b(15). House, immediately S. of (14), was built probably early in the 16th century. The E. cross-wing was added or re-built in the 17th century. The original roof has braced tie-beams.
b(16). Cottage, two tenements, 80 yards S. of (15), has a thatched roof and probably incorporates earlier material.
b(17). House, called the Hollies, 140 yards S. of (16) and nearly opposite (1), is of mediæval origin and retains one crutch-truss. The roof is thatched.
b(18). Cottage, immediately W. of the Methodist Chapel, has a thatched roof.
b(19). White House and barn, 80 yards S.S.E. of (18). The House incorporates earlier material. The upper storey projects at the N. end and on part of the E. side, on moulded bressummers and shaped brackets. In the gable is an original four-light window, with moulded mullions; it is now blocked. The chimney-stack has three diagonal shafts. The Barn, S. of the house, is partly of stone. The E. gable has diagonal framing.
b(20). House, 180 yards S. of (19), was built c. 1500. Much of the original close-set timber-framing is exposed. The upper storey formerly projected at the E. end but has been under-built.
b(21). Cottage, on the E. side of the road, 210 yards S.S.E. of (1), has a thatched roof.

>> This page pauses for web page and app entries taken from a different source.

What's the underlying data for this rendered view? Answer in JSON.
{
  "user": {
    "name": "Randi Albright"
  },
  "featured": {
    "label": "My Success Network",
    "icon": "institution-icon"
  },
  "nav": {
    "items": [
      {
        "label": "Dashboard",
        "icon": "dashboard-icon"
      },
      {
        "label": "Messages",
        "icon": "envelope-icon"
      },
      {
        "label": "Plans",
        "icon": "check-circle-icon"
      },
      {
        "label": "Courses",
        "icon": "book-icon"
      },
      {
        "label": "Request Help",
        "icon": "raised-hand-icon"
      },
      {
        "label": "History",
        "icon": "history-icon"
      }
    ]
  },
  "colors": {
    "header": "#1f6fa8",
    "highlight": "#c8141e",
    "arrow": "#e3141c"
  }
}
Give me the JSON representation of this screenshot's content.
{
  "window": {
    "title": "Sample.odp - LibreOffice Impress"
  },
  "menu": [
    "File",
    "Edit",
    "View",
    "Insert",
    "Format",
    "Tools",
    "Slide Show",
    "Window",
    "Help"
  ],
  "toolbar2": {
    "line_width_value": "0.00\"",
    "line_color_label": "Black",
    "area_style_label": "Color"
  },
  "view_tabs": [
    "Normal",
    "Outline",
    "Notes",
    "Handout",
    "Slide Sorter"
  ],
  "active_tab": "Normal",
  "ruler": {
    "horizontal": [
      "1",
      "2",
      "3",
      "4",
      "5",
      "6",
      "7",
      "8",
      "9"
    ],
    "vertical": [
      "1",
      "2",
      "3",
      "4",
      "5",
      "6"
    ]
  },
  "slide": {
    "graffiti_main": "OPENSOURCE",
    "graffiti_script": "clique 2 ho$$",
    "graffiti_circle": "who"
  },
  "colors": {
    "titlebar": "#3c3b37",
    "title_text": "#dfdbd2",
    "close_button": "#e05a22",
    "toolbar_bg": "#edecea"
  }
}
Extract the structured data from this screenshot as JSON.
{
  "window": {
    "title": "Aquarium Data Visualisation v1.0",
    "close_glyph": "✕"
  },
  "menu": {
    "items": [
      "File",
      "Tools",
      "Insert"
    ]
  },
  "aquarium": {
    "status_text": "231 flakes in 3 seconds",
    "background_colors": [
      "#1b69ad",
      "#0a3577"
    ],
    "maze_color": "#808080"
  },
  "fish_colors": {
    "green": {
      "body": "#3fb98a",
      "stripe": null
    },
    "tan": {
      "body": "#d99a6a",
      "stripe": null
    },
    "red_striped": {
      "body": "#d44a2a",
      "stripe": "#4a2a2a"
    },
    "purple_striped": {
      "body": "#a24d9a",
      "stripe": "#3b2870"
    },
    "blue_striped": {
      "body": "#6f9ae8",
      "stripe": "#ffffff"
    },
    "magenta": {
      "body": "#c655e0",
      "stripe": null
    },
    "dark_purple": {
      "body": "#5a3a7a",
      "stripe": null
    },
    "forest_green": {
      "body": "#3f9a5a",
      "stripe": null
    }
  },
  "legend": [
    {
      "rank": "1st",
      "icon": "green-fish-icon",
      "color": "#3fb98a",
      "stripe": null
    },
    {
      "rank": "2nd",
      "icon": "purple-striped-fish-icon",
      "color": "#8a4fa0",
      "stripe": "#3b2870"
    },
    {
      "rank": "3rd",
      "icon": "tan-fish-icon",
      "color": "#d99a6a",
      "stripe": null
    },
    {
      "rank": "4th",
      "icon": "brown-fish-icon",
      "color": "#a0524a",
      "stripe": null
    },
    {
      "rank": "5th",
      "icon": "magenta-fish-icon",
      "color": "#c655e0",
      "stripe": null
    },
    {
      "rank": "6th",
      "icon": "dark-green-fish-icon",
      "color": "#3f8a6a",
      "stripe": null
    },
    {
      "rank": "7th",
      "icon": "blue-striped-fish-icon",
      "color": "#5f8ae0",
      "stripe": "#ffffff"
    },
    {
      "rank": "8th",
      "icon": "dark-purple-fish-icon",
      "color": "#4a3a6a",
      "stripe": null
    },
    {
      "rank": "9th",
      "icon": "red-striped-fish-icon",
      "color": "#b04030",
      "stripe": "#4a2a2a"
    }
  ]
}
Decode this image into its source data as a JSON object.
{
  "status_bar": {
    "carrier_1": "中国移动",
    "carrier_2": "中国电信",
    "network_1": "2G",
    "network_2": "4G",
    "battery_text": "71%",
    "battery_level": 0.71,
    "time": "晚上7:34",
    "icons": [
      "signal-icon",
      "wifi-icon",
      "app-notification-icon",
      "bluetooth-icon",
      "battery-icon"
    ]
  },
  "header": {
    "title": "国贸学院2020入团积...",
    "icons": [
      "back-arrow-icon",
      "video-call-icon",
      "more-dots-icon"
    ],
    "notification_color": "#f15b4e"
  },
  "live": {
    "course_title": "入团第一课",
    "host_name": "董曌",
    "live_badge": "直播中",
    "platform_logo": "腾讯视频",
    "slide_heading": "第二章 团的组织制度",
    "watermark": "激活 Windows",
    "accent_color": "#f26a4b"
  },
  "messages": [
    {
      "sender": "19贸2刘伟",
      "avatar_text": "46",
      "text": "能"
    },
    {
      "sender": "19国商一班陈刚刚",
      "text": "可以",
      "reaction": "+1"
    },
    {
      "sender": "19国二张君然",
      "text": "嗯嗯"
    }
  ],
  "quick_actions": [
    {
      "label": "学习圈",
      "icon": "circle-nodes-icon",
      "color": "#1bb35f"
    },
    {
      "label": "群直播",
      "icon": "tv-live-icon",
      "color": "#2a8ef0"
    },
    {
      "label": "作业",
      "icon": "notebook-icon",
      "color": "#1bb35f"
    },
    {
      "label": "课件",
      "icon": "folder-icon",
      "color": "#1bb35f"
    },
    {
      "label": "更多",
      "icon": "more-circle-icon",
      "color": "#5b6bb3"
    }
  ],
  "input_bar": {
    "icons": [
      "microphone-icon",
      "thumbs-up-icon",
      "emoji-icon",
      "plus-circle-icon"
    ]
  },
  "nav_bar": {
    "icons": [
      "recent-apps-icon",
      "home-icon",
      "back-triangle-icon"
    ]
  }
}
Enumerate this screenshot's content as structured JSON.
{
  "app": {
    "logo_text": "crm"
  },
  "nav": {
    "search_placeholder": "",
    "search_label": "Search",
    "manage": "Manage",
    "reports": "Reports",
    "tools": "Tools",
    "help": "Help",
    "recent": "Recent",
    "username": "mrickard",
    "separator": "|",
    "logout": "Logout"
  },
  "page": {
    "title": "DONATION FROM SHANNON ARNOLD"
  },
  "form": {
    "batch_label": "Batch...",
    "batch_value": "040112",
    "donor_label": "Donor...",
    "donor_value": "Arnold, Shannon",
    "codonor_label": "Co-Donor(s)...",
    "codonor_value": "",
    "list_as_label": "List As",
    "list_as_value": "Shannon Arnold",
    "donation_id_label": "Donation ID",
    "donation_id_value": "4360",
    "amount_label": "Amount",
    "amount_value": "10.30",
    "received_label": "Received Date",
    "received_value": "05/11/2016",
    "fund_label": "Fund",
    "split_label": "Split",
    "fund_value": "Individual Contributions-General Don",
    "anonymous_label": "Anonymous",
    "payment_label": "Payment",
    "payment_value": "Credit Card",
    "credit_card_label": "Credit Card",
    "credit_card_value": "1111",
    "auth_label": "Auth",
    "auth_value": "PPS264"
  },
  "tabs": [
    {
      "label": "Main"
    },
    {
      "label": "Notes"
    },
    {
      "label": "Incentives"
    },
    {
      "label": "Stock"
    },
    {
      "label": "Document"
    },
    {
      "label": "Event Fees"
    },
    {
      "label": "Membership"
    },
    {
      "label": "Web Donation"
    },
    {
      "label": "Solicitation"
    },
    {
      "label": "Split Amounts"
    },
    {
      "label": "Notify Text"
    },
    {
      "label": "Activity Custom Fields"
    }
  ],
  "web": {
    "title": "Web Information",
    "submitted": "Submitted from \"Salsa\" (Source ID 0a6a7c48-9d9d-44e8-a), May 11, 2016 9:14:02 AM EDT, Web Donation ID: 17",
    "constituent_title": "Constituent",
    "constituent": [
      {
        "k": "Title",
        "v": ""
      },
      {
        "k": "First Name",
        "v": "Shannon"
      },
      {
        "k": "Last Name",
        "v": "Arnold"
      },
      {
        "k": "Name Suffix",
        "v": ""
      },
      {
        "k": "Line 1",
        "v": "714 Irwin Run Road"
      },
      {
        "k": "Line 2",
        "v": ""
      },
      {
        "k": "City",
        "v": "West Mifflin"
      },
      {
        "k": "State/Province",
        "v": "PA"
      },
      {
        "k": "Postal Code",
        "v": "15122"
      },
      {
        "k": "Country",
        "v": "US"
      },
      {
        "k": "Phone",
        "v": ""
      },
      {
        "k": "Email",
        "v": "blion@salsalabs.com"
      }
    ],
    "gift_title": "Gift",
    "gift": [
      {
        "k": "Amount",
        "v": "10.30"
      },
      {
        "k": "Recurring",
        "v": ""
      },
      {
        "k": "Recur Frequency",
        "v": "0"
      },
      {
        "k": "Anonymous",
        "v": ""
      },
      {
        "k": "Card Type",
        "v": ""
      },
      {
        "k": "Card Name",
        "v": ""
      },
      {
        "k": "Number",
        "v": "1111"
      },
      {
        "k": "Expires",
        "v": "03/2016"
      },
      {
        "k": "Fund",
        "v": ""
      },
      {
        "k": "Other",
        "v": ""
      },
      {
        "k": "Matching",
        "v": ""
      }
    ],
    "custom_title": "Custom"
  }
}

b(22). Ivy Cottage, 70 yards N. of (21), was built probably early in the 16th century and formed part of a larger building. In the N. wall is a two-light window with a diamond-shaped mullion.
b(23). Bury Farm, house and barn, 520 yards S.S.E. of (1). The House (Plate 23) has a cross-wing at the S. end and a modern addition on the N. The E. gable of the cross-wing has original moulded barge-boards, and in the gable is a three-light window with original moulded mullions. The two chimney-stacks have grouped diagonal shafts. Inside the building, the staircase has an octagonal central newel and solid treads. The Barn, S.W. of the house, is of four bays and of two dates in the 17th century. The gables have diagonal framing.
b(24). Cottage, on the S. side of the road at Blackpole, 720 yards S.E. of (23), has a thatched roof.
b(25). Cottage, 270 yards E.N.E. of (24), has a corrugated-iron roof.
b(26). Cottage, 50 yards S.S.E. of (25), has an original chimney-stack with diagonal nibs on the outer faces of the two shafts.
b(27). Cottage, on the E. side of the road at Lydiatts, ½ m. S.W. of (23).
b(28). Cottage, 300 yards S.S.E. of (27), has been heightened.
a(29). Croase Farm, house, 1,050 yards N.W. of (1), is of L-shaped plan with the wings extending towards the N.W. and N.E. The N.W. wing is of early 17th-century date, and the N.E. wing was added or re-built later in the same century and extended in the 18th century. There are various modern additions. The upper storey formerly projected at the end of the N.W. wing but has been under-built.